I’m still focused on the Start Writing Fiction MOOC (massive open on-line course) and this week we’re continuing to look at characters an where they come from. I’ve been writing all my life and finding, imagining, inventing characters – some have appeared in my books and stories, some are in some sort of character waiting room, ready to be called onto my page. Actually, that’s a rather nice image, of them waiting – some sitting patiently, some sleeping, some strumming guitars, some prowling restlessly, some making friends with others, some picking fights… I might write about that some time…
The course is designed for those who are just starting writing, not people like me who just want to refresh their craft. We’ve just listened to famous and experienced writers explaining how they find characters – Tim Pears, Monique Roffey, Alex Garland and Louis de Berniers gave an insight into their way of finding and developing the people in their stories.
Tim Pears (who I’ve not yet read, nor, I confess heard of, wrote In the Place of Fallen Leaves, In a Land of Plenty and The West Country Trilogy) comments that he uses empathy and sympathy – especially in portraying one character very different in every way from himself.
Monique Roffey comments that it’s a mixture of accident and design, conscious and unconscious – “snatches of people you’ve seen in the street or snatches of someone you might have met… (or) had a brief encounter with”; she then writes a biography of her character with every detail noted down before she begins to write about them. Michelle was born in Trinidad and her books include The White Woman on the Green Bicycle, Archipelago and House of Ashes.
Alex Garland definitely uses the idea of people he’s met – even if only fleetingly. He makes sure, even with minor characters that he gives them a distinctive aspect so they are clear and memorable – “you find a little peg to hang them on and leave them on it.” . Alex is most famous for his books The Beach, The Tesserat and The Coma, and is now involved in films and film direction.

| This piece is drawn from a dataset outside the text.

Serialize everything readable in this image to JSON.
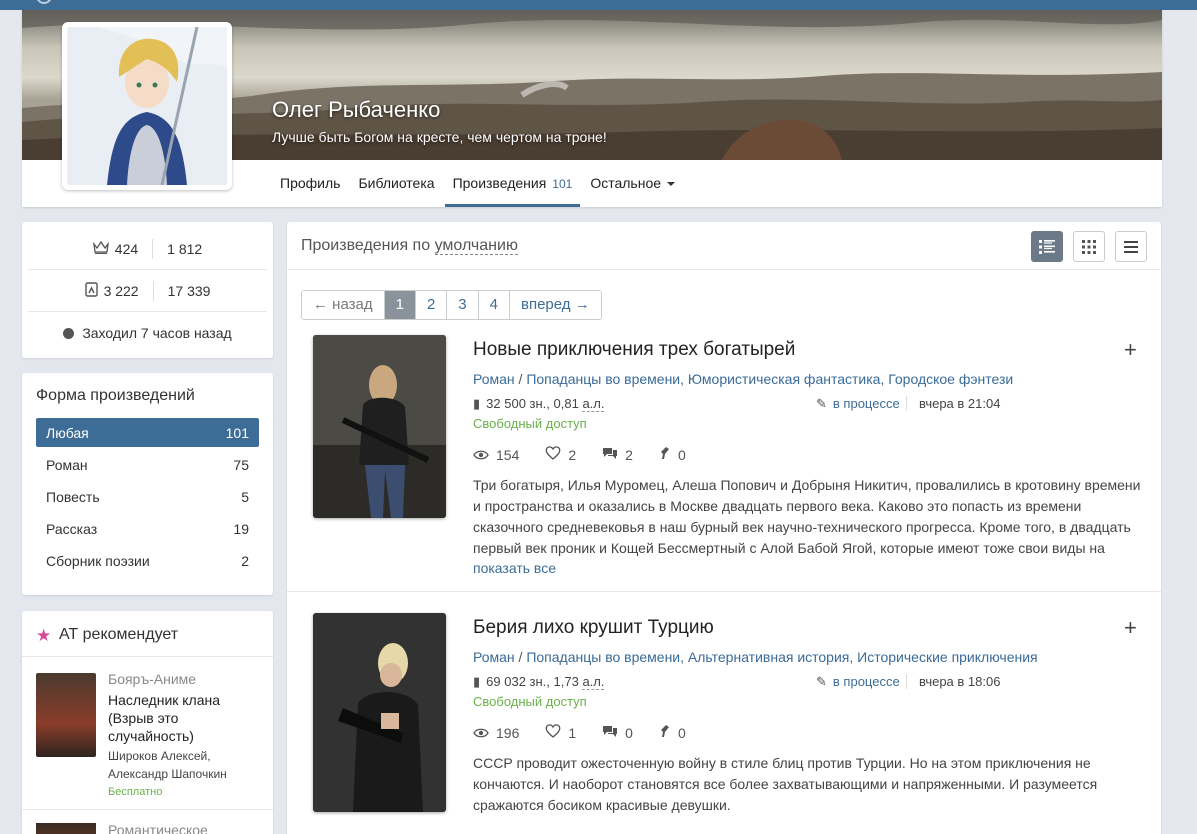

Louis de Berniers is probably best known for his book, made into a film, Captain Corelli’s Mandolin, and his comments on characters really rang a bell with me; he describes characters who “just turns up at your shoulder like a ghost and insists on being written, it’s rather spooky, it’s a bit like being a medium.” That definitely resonates with me; he continues about the other type of character who “you invent more or less from scratch or create as a composite of various people that you’ve noticed or come across” – and again, that really rings true in the way my characters get written.
I shall be very interested to read what others on the course think of these comments. It will definitely make me think more clearly and carefully about the way I write, but I’m not sure I will necessarily change the way I write!